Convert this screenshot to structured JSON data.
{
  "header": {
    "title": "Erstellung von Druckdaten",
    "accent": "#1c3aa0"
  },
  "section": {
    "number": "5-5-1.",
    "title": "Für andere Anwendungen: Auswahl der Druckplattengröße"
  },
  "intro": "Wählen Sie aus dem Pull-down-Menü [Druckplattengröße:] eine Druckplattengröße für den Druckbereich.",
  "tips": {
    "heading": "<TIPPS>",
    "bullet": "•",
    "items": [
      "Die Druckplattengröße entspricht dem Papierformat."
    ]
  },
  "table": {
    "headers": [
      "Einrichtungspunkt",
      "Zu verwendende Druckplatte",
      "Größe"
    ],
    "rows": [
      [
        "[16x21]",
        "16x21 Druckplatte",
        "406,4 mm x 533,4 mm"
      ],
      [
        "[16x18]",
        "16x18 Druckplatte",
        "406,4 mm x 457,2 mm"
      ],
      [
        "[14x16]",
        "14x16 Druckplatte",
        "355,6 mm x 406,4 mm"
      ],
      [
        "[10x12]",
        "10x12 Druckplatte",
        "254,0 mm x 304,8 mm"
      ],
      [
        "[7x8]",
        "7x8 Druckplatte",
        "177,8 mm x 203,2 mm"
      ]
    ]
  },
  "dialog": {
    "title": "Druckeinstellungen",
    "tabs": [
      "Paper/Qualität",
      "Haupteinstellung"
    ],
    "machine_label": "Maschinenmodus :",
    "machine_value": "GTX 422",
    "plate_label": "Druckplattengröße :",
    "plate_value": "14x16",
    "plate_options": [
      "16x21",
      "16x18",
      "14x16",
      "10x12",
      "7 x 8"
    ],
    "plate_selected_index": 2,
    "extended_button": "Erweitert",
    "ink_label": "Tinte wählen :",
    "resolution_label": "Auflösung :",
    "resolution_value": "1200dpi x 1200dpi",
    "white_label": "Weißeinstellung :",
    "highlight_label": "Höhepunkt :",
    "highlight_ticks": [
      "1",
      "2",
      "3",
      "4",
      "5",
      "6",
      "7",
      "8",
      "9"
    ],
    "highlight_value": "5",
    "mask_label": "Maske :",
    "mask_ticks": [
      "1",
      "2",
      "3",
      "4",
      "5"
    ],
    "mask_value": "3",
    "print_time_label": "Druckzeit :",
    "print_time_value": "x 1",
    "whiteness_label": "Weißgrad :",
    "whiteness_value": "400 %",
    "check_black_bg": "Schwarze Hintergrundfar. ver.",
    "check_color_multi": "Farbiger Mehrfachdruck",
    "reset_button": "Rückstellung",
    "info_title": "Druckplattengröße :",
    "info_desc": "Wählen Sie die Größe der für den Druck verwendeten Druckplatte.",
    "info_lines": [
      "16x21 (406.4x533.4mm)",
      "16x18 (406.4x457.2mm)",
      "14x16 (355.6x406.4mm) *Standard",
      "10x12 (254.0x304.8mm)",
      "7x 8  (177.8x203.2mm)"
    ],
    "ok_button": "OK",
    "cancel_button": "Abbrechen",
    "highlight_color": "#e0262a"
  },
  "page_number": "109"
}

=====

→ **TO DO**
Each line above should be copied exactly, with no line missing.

→ **THE ANSWER**
Convert this screenshot to structured JSON data.
{
  "header": {
    "title": "Erstellung von Druckdaten",
    "accent": "#1c3aa0"
  },
  "section": {
    "number": "5-5-1.",
    "title": "Für andere Anwendungen: Auswahl der Druckplattengröße"
  },
  "intro": "Wählen Sie aus dem Pull-down-Menü [Druckplattengröße:] eine Druckplattengröße für den Druckbereich.",
  "tips": {
    "heading": "<TIPPS>",
    "bullet": "•",
    "items": [
      "Die Druckplattengröße entspricht dem Papierformat."
    ]
  },
  "table": {
    "headers": [
      "Einrichtungspunkt",
      "Zu verwendende Druckplatte",
      "Größe"
    ],
    "rows": [
      [
        "[16x21]",
        "16x21 Druckplatte",
        "406,4 mm x 533,4 mm"
      ],
      [
        "[16x18]",
        "16x18 Druckplatte",
        "406,4 mm x 457,2 mm"
      ],
      [
        "[14x16]",
        "14x16 Druckplatte",
        "355,6 mm x 406,4 mm"
      ],
      [
        "[10x12]",
        "10x12 Druckplatte",
        "254,0 mm x 304,8 mm"
      ],
      [
        "[7x8]",
        "7x8 Druckplatte",
        "177,8 mm x 203,2 mm"
      ]
    ]
  },
  "dialog": {
    "title": "Druckeinstellungen",
    "tabs": [
      "Paper/Qualität",
      "Haupteinstellung"
    ],
    "machine_label": "Maschinenmodus :",
    "machine_value": "GTX 422",
    "plate_label": "Druckplattengröße :",
    "plate_value": "14x16",
    "plate_options": [
      "16x21",
      "16x18",
      "14x16",
      "10x12",
      "7 x 8"
    ],
    "plate_selected_index": 2,
    "extended_button": "Erweitert",
    "ink_label": "Tinte wählen :",
    "resolution_label": "Auflösung :",
    "resolution_value": "1200dpi x 1200dpi",
    "white_label": "Weißeinstellung :",
    "highlight_label": "Höhepunkt :",
    "highlight_ticks": [
      "1",
      "2",
      "3",
      "4",
      "5",
      "6",
      "7",
      "8",
      "9"
    ],
    "highlight_value": "5",
    "mask_label": "Maske :",
    "mask_ticks": [
      "1",
      "2",
      "3",
      "4",
      "5"
    ],
    "mask_value": "3",
    "print_time_label": "Druckzeit :",
    "print_time_value": "x 1",
    "whiteness_label": "Weißgrad :",
    "whiteness_value": "400 %",
    "check_black_bg": "Schwarze Hintergrundfar. ver.",
    "check_color_multi": "Farbiger Mehrfachdruck",
    "reset_button": "Rückstellung",
    "info_title": "Druckplattengröße :",
    "info_desc": "Wählen Sie die Größe der für den Druck verwendeten Druckplatte.",
    "info_lines": [
      "16x21 (406.4x533.4mm)",
      "16x18 (406.4x457.2mm)",
      "14x16 (355.6x406.4mm) *Standard",
      "10x12 (254.0x304.8mm)",
      "7x 8  (177.8x203.2mm)"
    ],
    "ok_button": "OK",
    "cancel_button": "Abbrechen",
    "highlight_color": "#e0262a"
  },
  "page_number": "109"
}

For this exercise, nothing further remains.